A vehicle identification number is just as unique as human identification ways. Simple data like your fingerprint or ID number can disclose a lot about you, from when you were born to what you’re doing right now.
The same is true for cars when the VIN is used (Vehicle Identification Number). It’s a unique number that is assigned to each car that aids in tracing its history. This article is for you if you are new to these matters but own a car or plan to buy one.
We’ll go over what the number means and how to read it to find out what the secret information is.
The VIN Highlight
VINs have been used to identify cars since the 1950s. Because there was no standard at the time, the numbers were highly unpredictable. The sequence was always chosen by the makers, and each numbering was unique.
There was a need for standards in 1981, which led to the creation of the 17-digit character code. Something is clearly wrong if you locate a modern car with less than 17 characters.
There is a requirement for uniqueness here because it is the number that will identify a car. Even though they are the same model, no two cars have the same VIN. You need to know all of the details about your car, which is why the number should be unique to it.
Let’s look at how to read a VIN and what else it might tell you now that you know what it is.
Reading the Vehicle Identification Number
If you enjoy working with cars, you may already know where to obtain the VIN. If not, it’s not difficult to figure out once you know where to look.

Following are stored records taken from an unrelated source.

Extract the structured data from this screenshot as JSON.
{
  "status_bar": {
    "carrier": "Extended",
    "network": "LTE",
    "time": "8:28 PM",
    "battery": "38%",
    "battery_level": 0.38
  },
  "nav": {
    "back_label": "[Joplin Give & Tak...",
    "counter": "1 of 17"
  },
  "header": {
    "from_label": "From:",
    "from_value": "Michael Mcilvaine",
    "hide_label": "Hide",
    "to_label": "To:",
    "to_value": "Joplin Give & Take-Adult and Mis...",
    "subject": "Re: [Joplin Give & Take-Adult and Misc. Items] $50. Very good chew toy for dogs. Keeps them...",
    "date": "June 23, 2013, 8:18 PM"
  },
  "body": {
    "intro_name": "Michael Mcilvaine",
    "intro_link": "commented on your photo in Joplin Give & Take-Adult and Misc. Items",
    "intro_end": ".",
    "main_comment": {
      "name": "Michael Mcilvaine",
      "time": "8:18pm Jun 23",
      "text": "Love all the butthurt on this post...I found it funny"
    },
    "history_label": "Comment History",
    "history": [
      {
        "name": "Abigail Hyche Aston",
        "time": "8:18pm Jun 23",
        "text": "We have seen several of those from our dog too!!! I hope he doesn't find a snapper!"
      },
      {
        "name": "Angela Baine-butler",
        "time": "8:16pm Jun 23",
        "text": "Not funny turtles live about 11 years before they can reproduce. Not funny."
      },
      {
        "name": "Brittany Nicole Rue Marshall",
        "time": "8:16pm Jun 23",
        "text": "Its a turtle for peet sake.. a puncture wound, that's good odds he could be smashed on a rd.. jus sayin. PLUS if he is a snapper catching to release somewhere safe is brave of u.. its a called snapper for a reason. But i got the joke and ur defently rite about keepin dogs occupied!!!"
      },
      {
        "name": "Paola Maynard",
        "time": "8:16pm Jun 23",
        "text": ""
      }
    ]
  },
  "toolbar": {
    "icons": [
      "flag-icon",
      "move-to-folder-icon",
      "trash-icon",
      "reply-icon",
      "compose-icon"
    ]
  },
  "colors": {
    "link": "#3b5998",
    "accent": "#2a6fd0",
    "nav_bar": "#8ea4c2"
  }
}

Let’s check where we can get the VIN before we read it.
– The registration records of the automobile
– Cards of insurance
– On the driver’s side of the windscreen, towards the dashboard
– On the pillar of the driver’s door (You can also check on the passenger door pillar too)
– On the spare wheel
– Behind the scenes
– In the engine compartment
On the electronic system of the vehicle (Modern cars have adopted this move due to security reasons) Concerning the transmission network (Recent cars will have it there)
Now you know where to look for the VIN. Checking all of the sections for verification purposes is a good idea. In each of these places, the number should be the same. If you discover a discrepancy, you should contact the car dealer for more details.
Once you’ve got it. Write it down or take a photo of it, then go to a portal that offers VIN lookup services. They aid in the decoding of characters and expose what is concealed inside them. More important, the car’s history must be revealed.
If the vehicle in question is a used car, you need also be aware of this. Here is an approximation of what you should see from the decoded information if you use a trusted source to look it up.
WMI (World Manufacturer Identifier)
The WMI is indicated by the first three numbers. That is, they will assist in determining the car’s origin. The region is denoted by the first letter. The continent-based letters are as continues to follow:
– Africa (A-H)
– J-R: Asia
– Europe (S-Z)
– North America (numbers 1–5)
– 6-7: Australia and New Zealand
– South America (8-9)
The manufacturer will be indicated by the second digit, while the division will be represented by the third.
The Vehicle Description
This is where you obtain the car’s specifications from the fourth to the eighth character. Size, body style, transmission, engine, and other factors are among them. Let’s look at what they mean.
Fourth Character: This is where you’ll find model-specific features, such as safety features.
The model’s series is also given as a letter in the fifth character.
Characters six and seven: This is where you learn about body types and styles. These are the characters who will help you in learning whether you have a hatchback or a convertible.
Eighth Character: This is where you obtain the engine size, and a letter, same as the fifth character. Since the car is specifically detailed for you, this is where you get details on the proper spare parts for your car between the fourth and eighth letters.
Because it is the checking digit, the ninth digit is extremely important. It will inform you whether the VIN is genuine or not. It uses a complex mathematical formula with a five-step procedure. You’ll need to use an online decoder because of this character.
The Year of Manufacture
The model’s year is found on the eleventh page. It could be a number or a letter. Between 1980 and 2000, the cars only had letters A to Z, apart from I, O, Q, U, and Z. This is to avoid any confusion with the numerals 0, 1, and 2.
Cars had numbers 1 to 9 from 2001 to 2009. We’ve been using alphabets again since 2010, and we’ll continue to do so till 2030. If you buy a car produced in 2020 or 2021, you will receive a L or M.
The Manufacturer’s Plant
This is the fault of the 11th character. It’ll show you where the car was put together before being sent.
The Serial Number
You obtain it from the 12th to the last character. It’s the number assigned to the car on the assembly line. You might not need it very often, but if you need to know if the car was changed in any way during production.
You may discover more about the history of the figures in addition to what they represent. If the car is brand new, this may not be an issue, but there will be more to learn about old cars. You’ll need to use a powerful web decoder to get all of that information.
Before feeding the number, make sure the decoder you’re using supports your region. If you need to double-check the information, you can decode it on several systems. You may comprehend the essence of the characters, but you will need help in interpreting them to avoid wasting time.